5. Overdrawing fees and interest
Never overdraw your bank account. Borrow from family and friends if you have to and ensure that you've got enough in your account at the end of the month to cover fees.
Keep mental tabs on the transaction and other bank ATM fees you're clocking up, or keep a small notebook if you have to. You only have yourself to blame if you overdraw your account.
Most banks will let you get away with a few dollars before they start charging fees - but they won't let you get away with a debit balance for a moment before they start charging interest, sometimes up to 25% pa or more.
And never, ever enter into a direct debit arrangement if you don't know when it's going to come out of your account. This is just being irresponsible.
Overdraft facilities by prior arrangement will save you on fees - but it is rare that they'll save you on interest. My suggestion is to avoid these unless you have a good reason for needing one.
6. Fee exemptions and hints
Transaction fees can be avoided - go for an unlimited electronic transaction deal or better.
Account keeping fees can also be avoided. Most banks offer fee exemptions to customers who have their lending under the same roof. Also, relationship balances can assist here as well - one bank offers a deal whereby if you have $50,000 or more in a relationship total, you'll get your account keeping fees waived. Relationship balances is usually the absolute value of all banking balances - deposit and lending - that you have with a bank.
Another deal that some banks offer is to be a shareholder. One bank has a deal whereby if you own more than 500 shares in them, you'll get charged no account keeping or transaction fees. Nice.
Students usually enjoy fee free banking. Be warned, though. If you are a tertiary student, you will usually need to visit the bank just after the start of each calendar year to get your exemption extended for another year.
Pensioners often get to enjoy fee free banking.
Other bank ATM fees and international access fees can't usually be waived for anyone. One bank that I do know, however, doesn't have very large operations in the state where I live, so they're offering to waive all other bank ATM fees provided that you link one of their Visa debit cards to your account. That's pretty good.
One last thing - if you've been charged a fee that you think you shouldn't have been, get a bank staffer to explain it to you. If you're still not happy with their explanation, mention the words "Banking Ombudsman" and just see how fast they move in getting your fees reversed.
But anyway, that's the minefield that is bank fees, or at least a start to them.
Other fees do exist - banks these days exist to get fee income - but hopefully we've covered the basic ones.
You have to know what you're paying before you can go shopping around, but you stand to save a fortune once you do. Hopefully this post has helped you out.
Dikkii's financial tips index

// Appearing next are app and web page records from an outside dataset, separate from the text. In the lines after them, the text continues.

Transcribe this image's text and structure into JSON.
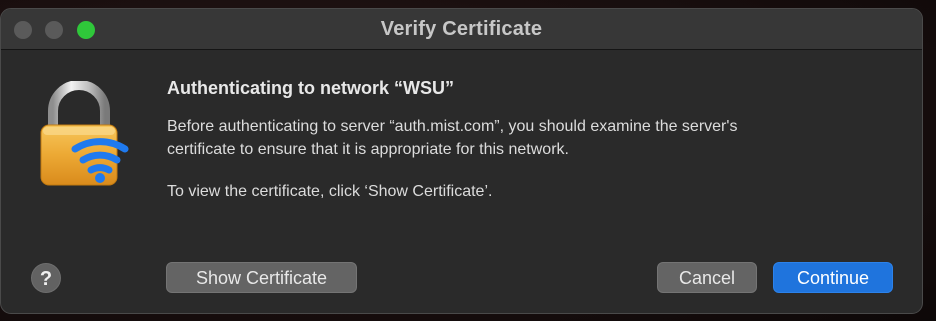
{
  "window": {
    "title": "Verify Certificate"
  },
  "dialog": {
    "icon": "lock-wifi-icon",
    "heading": "Authenticating to network “WSU”",
    "message_line1": "Before authenticating to server “auth.mist.com”, you should examine the server's",
    "message_line2": "certificate to ensure that it is appropriate for this network.",
    "message_line3": "To view the certificate, click ‘Show Certificate’."
  },
  "buttons": {
    "help_label": "?",
    "show_certificate_label": "Show Certificate",
    "cancel_label": "Cancel",
    "continue_label": "Continue"
  },
  "colors": {
    "accent": "#1f74dd",
    "window_bg": "#2a2a2a",
    "titlebar_bg": "#373737",
    "zoom_button": "#2fc73a"
  }
}
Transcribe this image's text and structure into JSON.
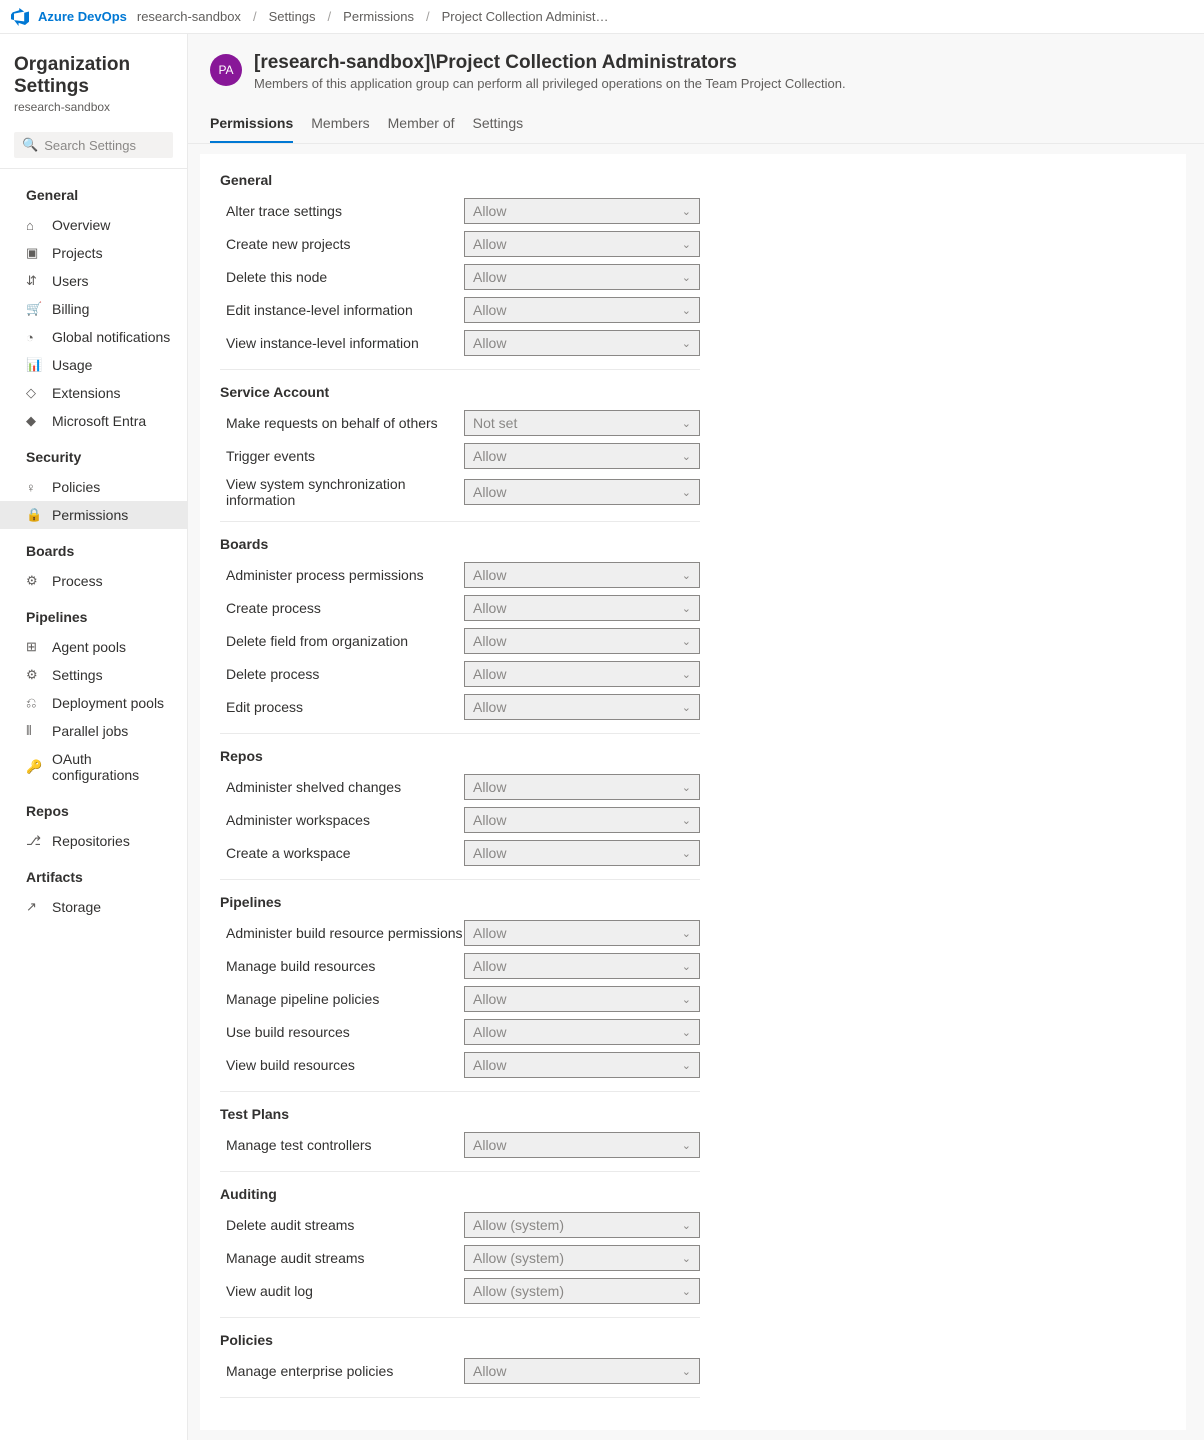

Standard but necessary disclaimer: This is not advice. Only a complete idiot would think that any of this constituted advice. It's not even vaguely reasonable to consider this to be advice. If you are in any doubt as to the content of this, see a good, independent financial adviser immediately. They do exist.